### [Task brief]
Copy each line below containing "checked".

### [Available data]
=== Section Start ===

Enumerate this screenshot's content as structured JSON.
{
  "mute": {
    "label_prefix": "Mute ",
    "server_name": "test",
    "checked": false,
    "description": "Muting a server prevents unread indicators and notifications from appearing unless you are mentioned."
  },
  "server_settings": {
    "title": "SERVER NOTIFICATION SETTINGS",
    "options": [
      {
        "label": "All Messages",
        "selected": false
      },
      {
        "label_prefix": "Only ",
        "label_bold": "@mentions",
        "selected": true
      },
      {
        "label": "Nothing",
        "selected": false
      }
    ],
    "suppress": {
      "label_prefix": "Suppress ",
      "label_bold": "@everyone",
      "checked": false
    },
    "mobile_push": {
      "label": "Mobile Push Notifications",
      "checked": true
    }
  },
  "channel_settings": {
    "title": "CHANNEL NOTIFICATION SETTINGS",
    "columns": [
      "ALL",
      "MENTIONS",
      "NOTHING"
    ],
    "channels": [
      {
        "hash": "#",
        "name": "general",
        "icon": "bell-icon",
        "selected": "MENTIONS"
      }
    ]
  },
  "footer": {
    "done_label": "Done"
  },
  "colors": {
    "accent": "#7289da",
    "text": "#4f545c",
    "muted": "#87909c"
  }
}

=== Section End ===

### [Response box]
    "checked": false,
      "checked": false
      "checked": true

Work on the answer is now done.